Binabo eco-friendly construction toy by TicToys
Social media usage in times of Corona
Another plus for toy and children’s furniture brands during the time of corona is the right use of social media. In order to appeal to the right retailers and parents, independent and sustainable brands often rely on social media. Companies like ecoBirdy from Belgium are increasingly active on Instagram – and for a good reason: they have a story to tell. Companies like them, who make designer children’s furniture from recycled plastic, are proud to share these story with their customers. Therefore, online stores and concept stores are deliberately chosen as retailers.
ecoBirdy sustainable design children’s furniture

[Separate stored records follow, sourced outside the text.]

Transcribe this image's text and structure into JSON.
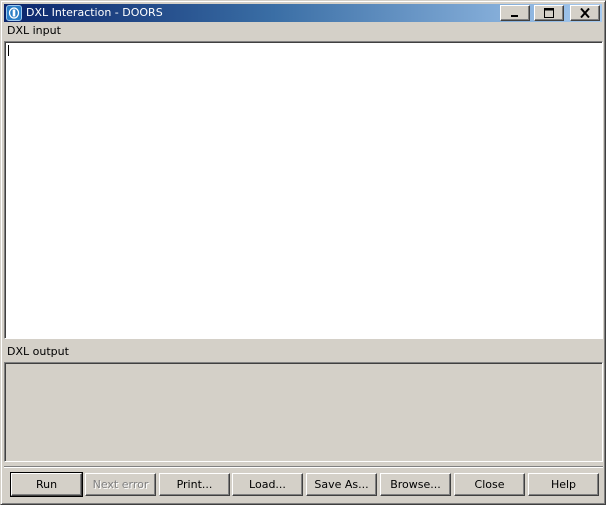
{
  "window": {
    "title": "DXL Interaction - DOORS",
    "app_icon": "doors-app-icon",
    "controls": [
      "minimize-icon",
      "maximize-icon",
      "close-icon"
    ]
  },
  "input_panel": {
    "label": "DXL input",
    "value": ""
  },
  "output_panel": {
    "label": "DXL output",
    "value": ""
  },
  "buttons": {
    "run": "Run",
    "next_error": "Next error",
    "print": "Print...",
    "load": "Load...",
    "save_as": "Save As...",
    "browse": "Browse...",
    "close": "Close",
    "help": "Help"
  },
  "colors": {
    "face": "#d4d0c8",
    "title_start": "#0a246a",
    "title_end": "#a6caf0",
    "disabled_text": "#808080"
  }
}
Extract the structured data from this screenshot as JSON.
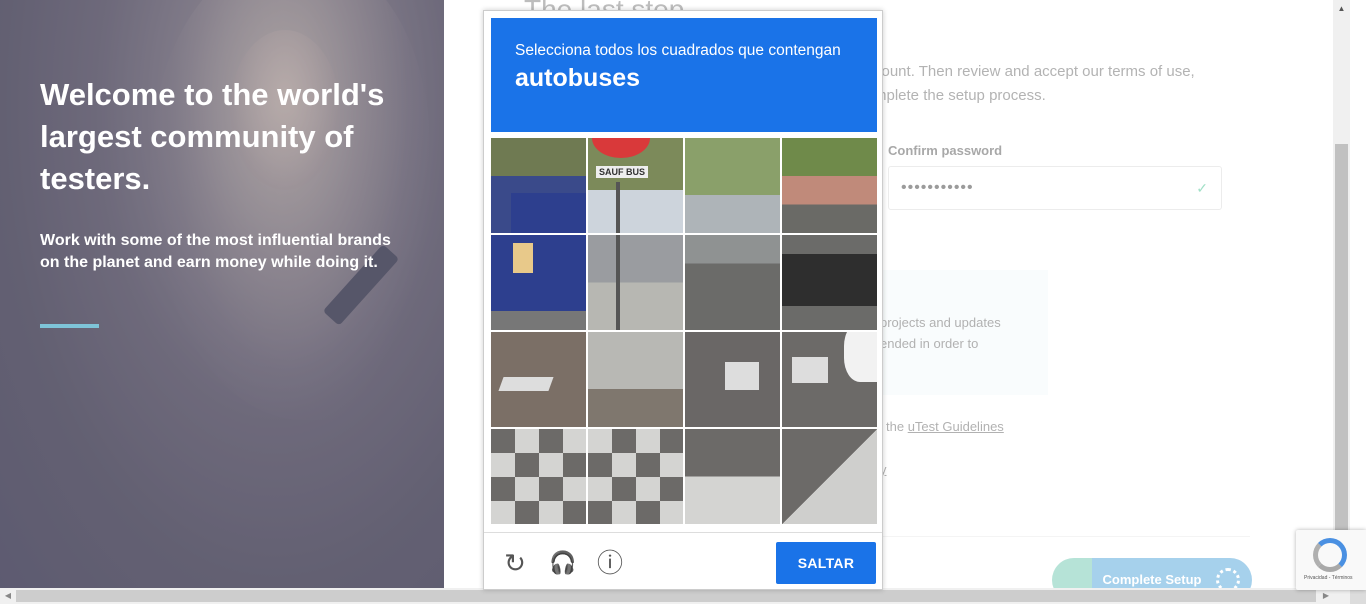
{
  "hero": {
    "title": "Welcome to the world's largest community of testers.",
    "subtitle": "Work with some of the most influential brands on the planet and earn money while doing it."
  },
  "form": {
    "title": "The last step",
    "description": "count. Then review and accept our terms of use, mplete the setup process.",
    "confirm_password_label": "Confirm password",
    "confirm_password_value": "•••••••••••",
    "info_text": "projects and updates ended in order to",
    "guidelines_prefix": "the ",
    "guidelines_link": "uTest Guidelines",
    "privacy_link": "y",
    "complete_button": "Complete Setup"
  },
  "captcha": {
    "instruction": "Selecciona todos los cuadrados que contengan",
    "target": "autobuses",
    "sign_text": "SAUF BUS",
    "skip_button": "SALTAR",
    "icons": [
      "reload-icon",
      "headphones-icon",
      "info-icon"
    ]
  },
  "badge": {
    "text": "Privacidad - Términos"
  },
  "colors": {
    "captcha_blue": "#1a73e8",
    "accent_line": "#7ec4d8",
    "check_green": "#6fcfa9"
  }
}
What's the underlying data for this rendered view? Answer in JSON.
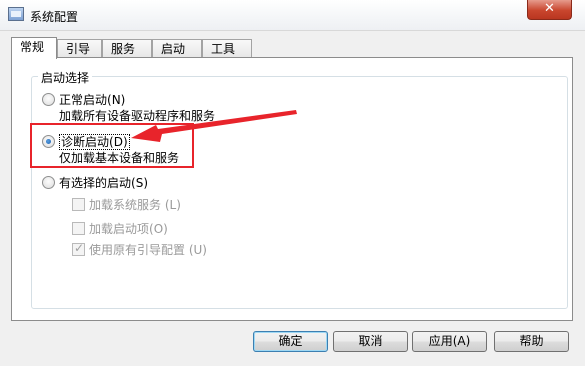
{
  "window": {
    "title": "系统配置",
    "close_label": "✕"
  },
  "tabs": [
    "常规",
    "引导",
    "服务",
    "启动",
    "工具"
  ],
  "startup": {
    "group_label": "启动选择",
    "normal": {
      "label": "正常启动",
      "key": "(N)",
      "desc": "加载所有设备驱动程序和服务",
      "checked": false
    },
    "diagnostic": {
      "label": "诊断启动",
      "key": "(D)",
      "desc": "仅加载基本设备和服务",
      "checked": true
    },
    "selective": {
      "label": "有选择的启动",
      "key": "(S)",
      "checked": false,
      "options": [
        {
          "label": "加载系统服务",
          "key": "(L)",
          "checked": false
        },
        {
          "label": "加载启动项",
          "key": "(O)",
          "checked": false
        },
        {
          "label": "使用原有引导配置",
          "key": "(U)",
          "checked": true
        }
      ]
    }
  },
  "buttons": {
    "ok": "确定",
    "cancel": "取消",
    "apply": "应用(A)",
    "help": "帮助"
  },
  "annotation": {
    "color": "#e8242b"
  }
}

Alain de Rauw, from Plantoys, explains this as follows: “Even before the outbreak of the virus, we already had a strong commitment to social media, which enabled us to build up a solid online customer base. In addition to that, many small concept stores that carry Plantoys toys are also heavily involved in social media. This leads to a considerable increase in our level of awareness and potential customers get to know us. At the same time, we use social media to build a special closeness to customers who already understand sustainability and can appreciate our work.”
Sustainable products are become more popular with customers
In fact, many sustainable companies such as Plantoys were even able to increase their sales during the Corona pandemic. In its global consumer study 2020, IBM surveyed almost 20,000 consumers on their consumption behavior and revealed that the consumer behavior has changed fundamentally. For about 80% of the respondents, sustainability is one of the most important issues now.
And because children wanted to be kept meaningfully occupied during the lockdown, sales of board games and creative toys also heavily increased. A big success for smaller companies that are counteracting in a consumption-oriented world with extraordinary ideas.
Pappka eco-friendly creative toys by Musekind
Just Blocks natural wooden building blocks
Green boom after Corona?
Perhaps, as Alain de Rauw also hopes, “the pandemic will finally trigger a reflection on how people relate to their health and the natural environment – but also on healthy relationships in economic life.”
Plastics and mass production at least do not seem sustainable at the moment. Those who rethink and find sustainable solutions with the help of suitable technologies can become part of a long overdue change, which the British economist Ernst F. Schumacher already called for in 1972 in his book “Small is beautifull”.
“Small Is Beautiful:
Economics as if People Mattered”
Ernst Friedrich Schumacher
Penguin publishing house